Reduction of acidic pollutants (HF, HCL, SOx) using additives based on Ca (calcium) or Na (sodium), including in:
- Conventional one-step dry sorption (with a low or no recirculation rate), and in
- Conditioned dry sorption (with a high recirculation rate) – MaxSORP
- Minimizing PCDD/F (dioxins and furans), Hg (mercury) and Hg compounds using
- Activated carbon
- HOK (hearth-furnace coke)
- Brominated and/or enhanced carbons
Crucial factors when selecting the appropriate procedure and sorbents are:
- Process and flue gas parameters such as temperature, moisture and pollutant concentrations
- Current and potential future separation output
- Sorbent costs
- Ash and waste material disposal costs
- Upstream plants (such as pre-separators) and downstream plants (such as SCR plants)
- Space requirements
- Other factors
A typical Scheuch dry sorption plant consists largely of:
- In some cases: a pre-separator (cyclone, multi-cyclone or spark separator)
- Additive silo(s)
- An additive loading point with one or more injection lances
- A fabric filter for separation – plus an electrostatic precipitator in some cases
- In some cases: a recirculation unit
- Residual material silo(s)
The Scheuch MaxSORP plant primarily consists of:
- In some cases: a pre-separator (for example, an e-filter)
- A fluidized-bed reactor
- Additive storage and additive feed lines
- Bag filter
- Recirculation system and
- Waste discharge for the reaction products
The exhaust gas is fed into the entrained-flow reactor from below. The exhaust gas is strongly accelerated through a cylindrical pipe (Venturi effect) in the lower part of the reactor. Here, additives are added and a considerable proportion of the dust separated in the bag filter is recirculated.
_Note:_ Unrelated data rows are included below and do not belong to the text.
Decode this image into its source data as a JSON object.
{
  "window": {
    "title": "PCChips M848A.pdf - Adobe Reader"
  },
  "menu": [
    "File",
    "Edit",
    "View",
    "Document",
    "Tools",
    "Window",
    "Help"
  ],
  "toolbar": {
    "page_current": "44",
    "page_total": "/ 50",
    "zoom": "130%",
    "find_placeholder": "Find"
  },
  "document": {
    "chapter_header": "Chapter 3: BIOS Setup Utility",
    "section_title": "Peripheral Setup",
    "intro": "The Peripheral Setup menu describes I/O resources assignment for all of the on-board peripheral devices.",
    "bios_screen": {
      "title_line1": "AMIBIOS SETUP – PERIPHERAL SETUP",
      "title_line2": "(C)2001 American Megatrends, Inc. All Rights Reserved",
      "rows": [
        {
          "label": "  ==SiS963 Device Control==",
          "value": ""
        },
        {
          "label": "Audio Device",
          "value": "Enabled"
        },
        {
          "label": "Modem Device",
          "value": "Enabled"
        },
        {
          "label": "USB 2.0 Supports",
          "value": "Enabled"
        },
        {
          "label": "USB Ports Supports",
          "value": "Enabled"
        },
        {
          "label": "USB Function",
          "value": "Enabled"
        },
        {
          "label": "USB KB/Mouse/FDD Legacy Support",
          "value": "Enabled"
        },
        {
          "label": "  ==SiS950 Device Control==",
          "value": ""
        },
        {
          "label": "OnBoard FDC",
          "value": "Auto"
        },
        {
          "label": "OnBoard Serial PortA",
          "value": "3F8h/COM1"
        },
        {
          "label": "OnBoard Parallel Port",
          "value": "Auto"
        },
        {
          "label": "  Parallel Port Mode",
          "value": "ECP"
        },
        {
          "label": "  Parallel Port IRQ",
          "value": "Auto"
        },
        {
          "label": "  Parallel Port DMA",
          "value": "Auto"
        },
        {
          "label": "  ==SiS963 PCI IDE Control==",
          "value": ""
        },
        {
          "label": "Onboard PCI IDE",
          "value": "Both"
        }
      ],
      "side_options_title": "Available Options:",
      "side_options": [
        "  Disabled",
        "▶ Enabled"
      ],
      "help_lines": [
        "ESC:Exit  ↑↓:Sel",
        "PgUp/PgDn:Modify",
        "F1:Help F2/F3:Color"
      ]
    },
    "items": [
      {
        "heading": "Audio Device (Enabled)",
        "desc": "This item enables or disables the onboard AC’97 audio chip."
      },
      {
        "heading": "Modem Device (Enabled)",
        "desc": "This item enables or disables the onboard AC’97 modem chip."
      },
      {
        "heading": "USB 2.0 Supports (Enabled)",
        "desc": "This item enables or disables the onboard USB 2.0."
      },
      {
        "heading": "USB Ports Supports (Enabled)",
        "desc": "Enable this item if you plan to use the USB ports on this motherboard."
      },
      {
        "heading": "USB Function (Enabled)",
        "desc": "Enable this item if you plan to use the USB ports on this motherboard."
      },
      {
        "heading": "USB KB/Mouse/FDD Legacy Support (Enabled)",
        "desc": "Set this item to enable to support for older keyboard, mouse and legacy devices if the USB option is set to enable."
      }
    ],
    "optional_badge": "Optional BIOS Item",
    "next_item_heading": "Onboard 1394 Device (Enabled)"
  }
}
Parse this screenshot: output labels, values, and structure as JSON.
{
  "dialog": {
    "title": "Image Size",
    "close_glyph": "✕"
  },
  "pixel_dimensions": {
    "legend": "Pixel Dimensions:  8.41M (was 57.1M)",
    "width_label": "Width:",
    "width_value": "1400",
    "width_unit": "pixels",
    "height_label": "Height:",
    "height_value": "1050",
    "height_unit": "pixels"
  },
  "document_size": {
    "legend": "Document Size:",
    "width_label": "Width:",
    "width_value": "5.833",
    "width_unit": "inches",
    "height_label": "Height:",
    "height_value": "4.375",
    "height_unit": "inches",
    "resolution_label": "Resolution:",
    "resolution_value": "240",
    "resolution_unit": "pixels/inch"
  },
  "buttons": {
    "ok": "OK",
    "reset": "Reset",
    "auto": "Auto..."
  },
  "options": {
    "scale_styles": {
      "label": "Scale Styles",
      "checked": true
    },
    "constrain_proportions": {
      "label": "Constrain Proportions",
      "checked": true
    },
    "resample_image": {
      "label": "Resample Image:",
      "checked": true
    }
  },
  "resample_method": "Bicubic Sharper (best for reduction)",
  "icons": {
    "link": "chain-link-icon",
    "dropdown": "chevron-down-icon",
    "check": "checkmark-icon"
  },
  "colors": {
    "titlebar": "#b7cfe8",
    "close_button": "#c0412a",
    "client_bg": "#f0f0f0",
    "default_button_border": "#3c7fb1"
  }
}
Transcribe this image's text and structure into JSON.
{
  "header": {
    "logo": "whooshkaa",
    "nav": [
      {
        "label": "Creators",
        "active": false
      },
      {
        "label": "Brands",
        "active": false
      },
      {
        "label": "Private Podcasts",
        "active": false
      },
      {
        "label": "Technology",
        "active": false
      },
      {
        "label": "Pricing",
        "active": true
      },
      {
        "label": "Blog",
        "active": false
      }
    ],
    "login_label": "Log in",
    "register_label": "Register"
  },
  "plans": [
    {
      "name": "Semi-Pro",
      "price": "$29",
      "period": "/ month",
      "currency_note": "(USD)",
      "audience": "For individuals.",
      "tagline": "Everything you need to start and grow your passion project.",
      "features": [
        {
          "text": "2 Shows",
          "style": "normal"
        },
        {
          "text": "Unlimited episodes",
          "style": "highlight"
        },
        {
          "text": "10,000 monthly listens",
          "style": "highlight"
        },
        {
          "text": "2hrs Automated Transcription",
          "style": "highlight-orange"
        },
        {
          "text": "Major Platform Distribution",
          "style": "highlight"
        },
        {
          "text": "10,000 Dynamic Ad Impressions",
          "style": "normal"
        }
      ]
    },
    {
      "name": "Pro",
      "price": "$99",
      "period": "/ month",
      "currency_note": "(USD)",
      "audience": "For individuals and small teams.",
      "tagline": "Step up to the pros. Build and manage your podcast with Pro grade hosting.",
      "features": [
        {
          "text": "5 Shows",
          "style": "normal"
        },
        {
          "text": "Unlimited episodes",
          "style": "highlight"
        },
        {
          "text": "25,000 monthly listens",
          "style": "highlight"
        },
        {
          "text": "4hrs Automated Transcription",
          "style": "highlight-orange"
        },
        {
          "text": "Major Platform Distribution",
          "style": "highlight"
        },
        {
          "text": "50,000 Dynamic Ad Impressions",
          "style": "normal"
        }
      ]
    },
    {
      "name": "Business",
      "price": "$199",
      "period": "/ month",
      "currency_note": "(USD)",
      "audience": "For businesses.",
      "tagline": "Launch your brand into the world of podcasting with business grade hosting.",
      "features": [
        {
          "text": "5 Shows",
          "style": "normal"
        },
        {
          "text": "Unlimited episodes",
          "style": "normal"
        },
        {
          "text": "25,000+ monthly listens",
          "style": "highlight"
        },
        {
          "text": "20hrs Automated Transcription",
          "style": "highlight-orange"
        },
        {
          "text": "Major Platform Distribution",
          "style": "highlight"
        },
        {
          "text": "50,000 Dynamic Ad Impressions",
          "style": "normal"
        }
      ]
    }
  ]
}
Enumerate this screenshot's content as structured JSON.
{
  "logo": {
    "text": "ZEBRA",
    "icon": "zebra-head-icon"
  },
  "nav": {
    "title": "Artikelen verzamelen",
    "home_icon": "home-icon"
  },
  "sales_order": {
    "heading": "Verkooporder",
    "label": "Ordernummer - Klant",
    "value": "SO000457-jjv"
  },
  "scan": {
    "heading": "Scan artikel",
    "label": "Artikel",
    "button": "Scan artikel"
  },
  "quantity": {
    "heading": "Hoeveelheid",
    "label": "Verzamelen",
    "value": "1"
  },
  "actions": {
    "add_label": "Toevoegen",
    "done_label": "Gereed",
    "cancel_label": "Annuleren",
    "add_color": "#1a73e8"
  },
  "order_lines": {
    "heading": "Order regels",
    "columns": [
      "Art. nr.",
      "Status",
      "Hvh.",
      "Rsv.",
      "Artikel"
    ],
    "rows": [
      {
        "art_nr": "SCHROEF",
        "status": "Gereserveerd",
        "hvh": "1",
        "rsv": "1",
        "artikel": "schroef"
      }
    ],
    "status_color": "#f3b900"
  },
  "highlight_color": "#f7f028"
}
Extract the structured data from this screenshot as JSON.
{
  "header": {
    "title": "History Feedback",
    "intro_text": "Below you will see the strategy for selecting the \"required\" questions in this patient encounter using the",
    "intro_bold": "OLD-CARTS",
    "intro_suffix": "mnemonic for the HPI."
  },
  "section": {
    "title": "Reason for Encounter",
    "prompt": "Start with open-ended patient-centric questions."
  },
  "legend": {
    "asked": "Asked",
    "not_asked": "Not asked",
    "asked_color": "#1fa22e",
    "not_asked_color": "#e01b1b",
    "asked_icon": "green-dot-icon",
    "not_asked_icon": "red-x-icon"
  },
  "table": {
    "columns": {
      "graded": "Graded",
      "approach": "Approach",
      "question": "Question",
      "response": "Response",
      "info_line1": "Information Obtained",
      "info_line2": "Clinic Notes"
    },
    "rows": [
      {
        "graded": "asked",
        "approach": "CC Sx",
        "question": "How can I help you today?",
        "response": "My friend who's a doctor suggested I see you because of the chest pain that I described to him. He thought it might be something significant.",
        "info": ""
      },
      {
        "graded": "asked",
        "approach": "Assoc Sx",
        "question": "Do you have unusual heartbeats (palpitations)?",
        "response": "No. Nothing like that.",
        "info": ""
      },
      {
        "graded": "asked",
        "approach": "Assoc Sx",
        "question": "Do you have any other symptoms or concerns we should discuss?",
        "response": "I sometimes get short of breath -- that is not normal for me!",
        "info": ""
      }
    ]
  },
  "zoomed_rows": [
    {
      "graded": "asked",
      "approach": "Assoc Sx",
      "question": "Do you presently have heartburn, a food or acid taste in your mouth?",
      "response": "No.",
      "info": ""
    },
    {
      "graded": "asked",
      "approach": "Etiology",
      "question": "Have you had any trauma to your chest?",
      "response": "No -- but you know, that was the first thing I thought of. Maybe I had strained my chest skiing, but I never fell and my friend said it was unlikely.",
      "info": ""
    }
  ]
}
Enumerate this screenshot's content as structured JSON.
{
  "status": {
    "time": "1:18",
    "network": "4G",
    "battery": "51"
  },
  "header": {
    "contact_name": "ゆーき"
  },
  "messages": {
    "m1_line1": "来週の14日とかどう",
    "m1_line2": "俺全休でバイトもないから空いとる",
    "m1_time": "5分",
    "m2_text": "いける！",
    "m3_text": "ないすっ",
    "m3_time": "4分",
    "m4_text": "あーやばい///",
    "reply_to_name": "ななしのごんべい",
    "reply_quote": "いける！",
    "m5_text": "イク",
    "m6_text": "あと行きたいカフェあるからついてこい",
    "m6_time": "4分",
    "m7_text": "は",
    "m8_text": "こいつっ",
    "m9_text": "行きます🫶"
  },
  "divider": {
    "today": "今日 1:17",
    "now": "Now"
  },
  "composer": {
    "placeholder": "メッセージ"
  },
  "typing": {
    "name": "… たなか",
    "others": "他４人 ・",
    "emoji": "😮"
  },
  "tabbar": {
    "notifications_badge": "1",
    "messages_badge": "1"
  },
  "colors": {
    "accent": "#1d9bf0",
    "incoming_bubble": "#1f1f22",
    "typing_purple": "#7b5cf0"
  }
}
This recirculation is the key to the extraordinary separation performance of this process. After the nozzle there is a diffuser and the cylindrical part of the reactor, where the sorbents introduced are slowed down to the reactor speed and distributed throughout the entire height of the reactor. Using a fluidized-bed reactor makes it possible to inject water directly into the reactor container via nozzles using a high-pressure water system and to set the desired reaction temperature regardless of the sorbent quantity.
The high heating capacity of the recirculated dust means that the water is spontaneously vaporized on the surface of the dust, thereby wetting it within a layer that is almost molecular in nature. This process greatly improves the reaction conditions for the acidic exhaust gas components being separated (SO2, SO3, HCl, HF, etc.) without the formation of clumps. 80 % of the acidic components are chemically adsorbed in the circulating fluidized bed (during the entrained-flow phase), while dioxins/furans are largely adsorbed (over 80 %) in the filter dust layer on the filter bag.
That is why a certain amount of differential pressure on the filter bag is crucial to separation performance. In the MaxSORP plant, the preferred sorbent for the acidic components of the exhaust gas is calcium hydroxide (Ca(OH)2).